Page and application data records

──────────

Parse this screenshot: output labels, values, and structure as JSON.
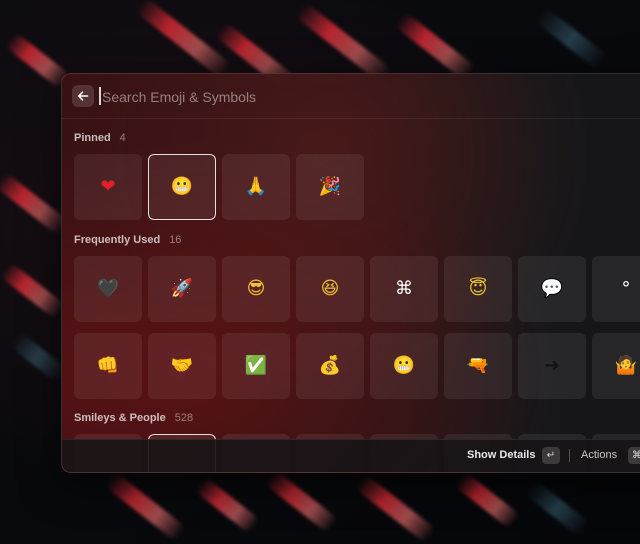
{
  "search": {
    "placeholder": "Search Emoji & Symbols",
    "value": ""
  },
  "sections": {
    "pinned": {
      "title": "Pinned",
      "count": "4"
    },
    "frequent": {
      "title": "Frequently Used",
      "count": "16"
    },
    "smileys": {
      "title": "Smileys & People",
      "count": "528"
    }
  },
  "pinned_items": [
    {
      "name": "red-heart-emoji",
      "glyph": "❤",
      "color": "#e0202a"
    },
    {
      "name": "grimacing-face-emoji",
      "glyph": "😬",
      "color": "#f2c230"
    },
    {
      "name": "folded-hands-emoji",
      "glyph": "🙏",
      "color": "#f0b85a"
    },
    {
      "name": "party-popper-emoji",
      "glyph": "🎉",
      "color": "#f0a23a"
    }
  ],
  "frequent_row1": [
    {
      "name": "black-heart-emoji",
      "glyph": "🖤",
      "color": "#222222"
    },
    {
      "name": "rocket-emoji",
      "glyph": "🚀",
      "color": "#d0d0d0"
    },
    {
      "name": "sunglasses-face-emoji",
      "glyph": "😎",
      "color": "#f2c230"
    },
    {
      "name": "laughing-face-emoji",
      "glyph": "😆",
      "color": "#f2c230"
    },
    {
      "name": "command-key-symbol",
      "glyph": "⌘",
      "color": "#ffffff"
    },
    {
      "name": "halo-face-emoji",
      "glyph": "😇",
      "color": "#f2c230"
    },
    {
      "name": "speech-balloon-emoji",
      "glyph": "💬",
      "color": "#f2f2f2"
    },
    {
      "name": "degree-symbol",
      "glyph": "°",
      "color": "#ffffff"
    }
  ],
  "frequent_row2": [
    {
      "name": "fist-bump-emoji",
      "glyph": "👊",
      "color": "#f2b230"
    },
    {
      "name": "handshake-emoji",
      "glyph": "🤝",
      "color": "#f2b230"
    },
    {
      "name": "check-mark-button-emoji",
      "glyph": "✅",
      "color": "#3cb043"
    },
    {
      "name": "money-bag-emoji",
      "glyph": "💰",
      "color": "#c9a14a"
    },
    {
      "name": "grimacing-face-emoji",
      "glyph": "😬",
      "color": "#f2c230"
    },
    {
      "name": "water-pistol-emoji",
      "glyph": "🔫",
      "color": "#6bc04b"
    },
    {
      "name": "right-arrow-symbol",
      "glyph": "➔",
      "color": "#111111"
    },
    {
      "name": "shrug-emoji",
      "glyph": "🤷",
      "color": "#f2c230"
    }
  ],
  "footer": {
    "primary_action": "Show Details",
    "primary_key": "↵",
    "secondary_action": "Actions",
    "secondary_key": "⌘"
  }
}
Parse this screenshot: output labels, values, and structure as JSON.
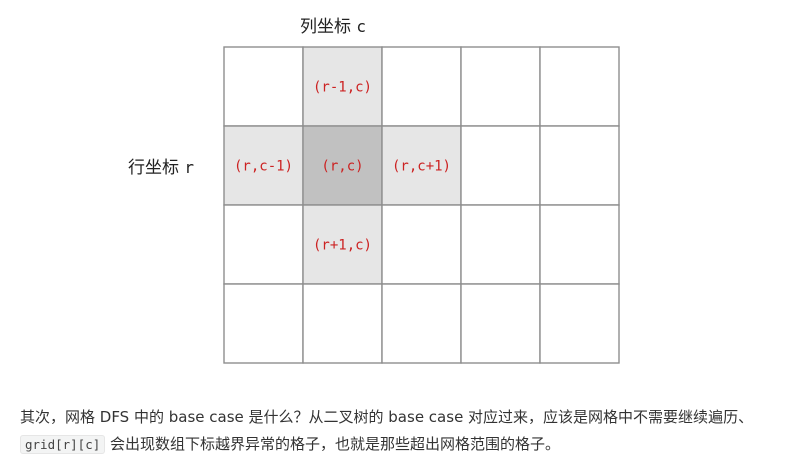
{
  "diagram": {
    "col_label_prefix": "列坐标",
    "col_label_var": "c",
    "row_label_prefix": "行坐标",
    "row_label_var": "r",
    "grid": {
      "rows": 4,
      "cols": 5
    },
    "colors": {
      "center_fill": "#c1c1c1",
      "neighbor_fill": "#e6e6e6",
      "empty_fill": "#ffffff",
      "border": "#8e8e8e",
      "label_text": "#cc2222"
    },
    "cells": [
      {
        "row": 0,
        "col": 1,
        "label": "(r-1,c)",
        "kind": "neighbor"
      },
      {
        "row": 1,
        "col": 0,
        "label": "(r,c-1)",
        "kind": "neighbor"
      },
      {
        "row": 1,
        "col": 1,
        "label": "(r,c)",
        "kind": "center"
      },
      {
        "row": 1,
        "col": 2,
        "label": "(r,c+1)",
        "kind": "neighbor"
      },
      {
        "row": 2,
        "col": 1,
        "label": "(r+1,c)",
        "kind": "neighbor"
      }
    ]
  },
  "paragraph": {
    "text_before": "其次，网格 DFS 中的 base case 是什么？从二叉树的 base case 对应过来，应该是网格中不需要继续遍历、",
    "code": "grid[r][c]",
    "text_after": "会出现数组下标越界异常的格子，也就是那些超出网格范围的格子。"
  }
}
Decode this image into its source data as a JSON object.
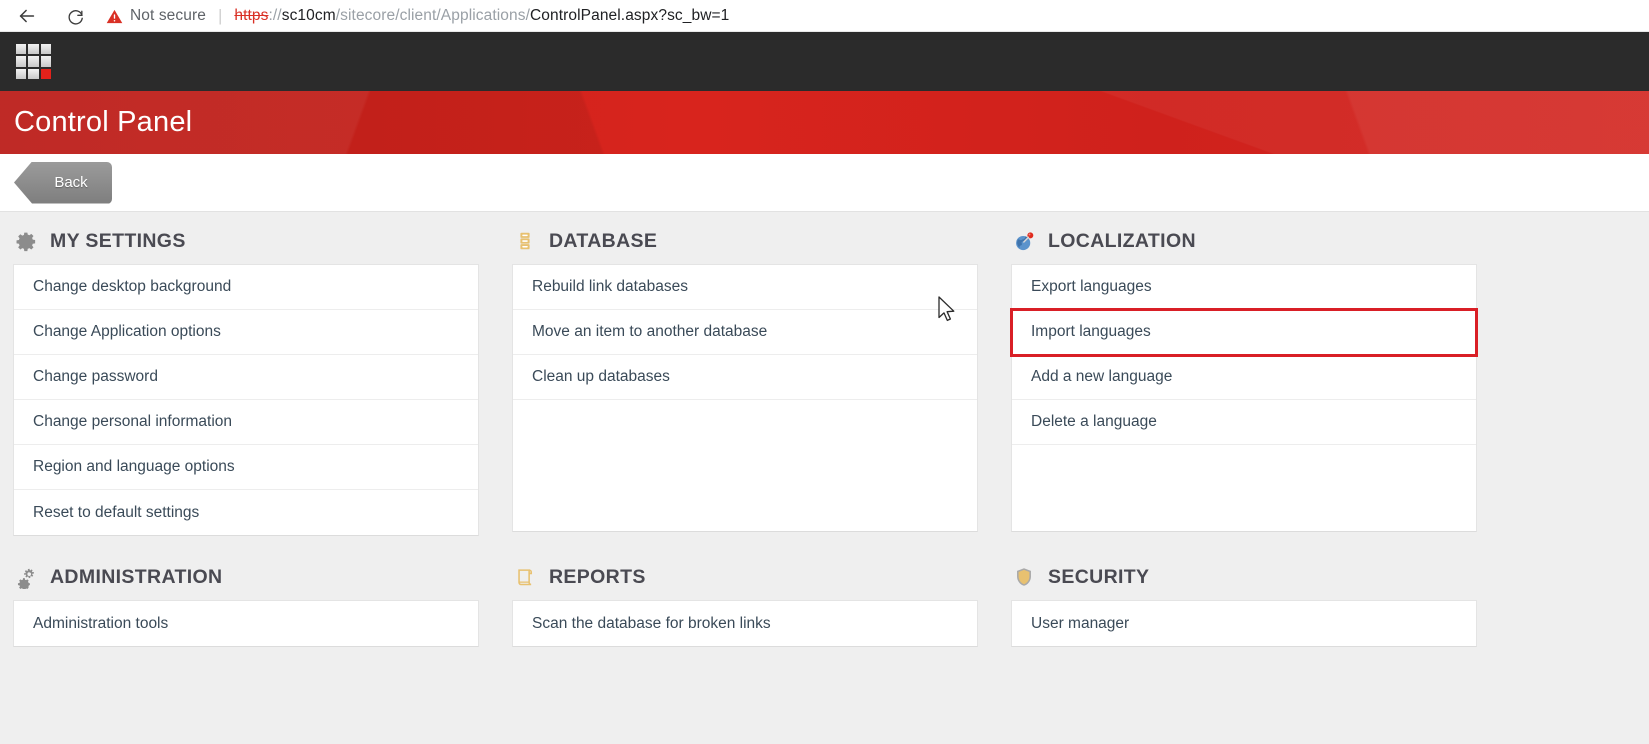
{
  "browser": {
    "back_icon": "back-arrow-icon",
    "reload_icon": "reload-icon",
    "security_icon": "warning-triangle-icon",
    "security_label": "Not secure",
    "separator": "|",
    "url": {
      "scheme": "https",
      "rest_dim_1": "://",
      "host": "sc10cm",
      "path_dim": "/sitecore/client/Applications/",
      "page": "ControlPanel.aspx",
      "query_dim": "?sc_bw=1"
    }
  },
  "topbar": {
    "logo_name": "sitecore-logo"
  },
  "hero": {
    "title": "Control Panel"
  },
  "toolbar": {
    "back_label": "Back"
  },
  "sections": [
    {
      "id": "my-settings",
      "title": "MY SETTINGS",
      "icon": "gear-icon",
      "icon_color": "#8c8c8c",
      "items": [
        "Change desktop background",
        "Change Application options",
        "Change password",
        "Change personal information",
        "Region and language options",
        "Reset to default settings"
      ]
    },
    {
      "id": "database",
      "title": "DATABASE",
      "icon": "database-icon",
      "icon_color": "#e8c170",
      "items": [
        "Rebuild link databases",
        "Move an item to another database",
        "Clean up databases"
      ]
    },
    {
      "id": "localization",
      "title": "LOCALIZATION",
      "icon": "globe-pin-icon",
      "icon_color": "#4a86c5",
      "items": [
        "Export languages",
        "Import languages",
        "Add a new language",
        "Delete a language"
      ],
      "highlighted_item": "Import languages"
    },
    {
      "id": "administration",
      "title": "ADMINISTRATION",
      "icon": "gears-icon",
      "icon_color": "#8c8c8c",
      "items": [
        "Administration tools"
      ]
    },
    {
      "id": "reports",
      "title": "REPORTS",
      "icon": "scroll-icon",
      "icon_color": "#e8c170",
      "items": [
        "Scan the database for broken links"
      ]
    },
    {
      "id": "security",
      "title": "SECURITY",
      "icon": "shield-icon",
      "icon_color": "#e8c170",
      "items": [
        "User manager"
      ]
    }
  ],
  "colors": {
    "brand_red": "#d0211c",
    "highlight_red": "#d91f26",
    "topbar_dark": "#2b2b2b",
    "page_bg": "#efefef",
    "not_secure_red": "#d93025"
  }
}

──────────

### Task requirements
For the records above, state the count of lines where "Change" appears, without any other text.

### Solved problem
4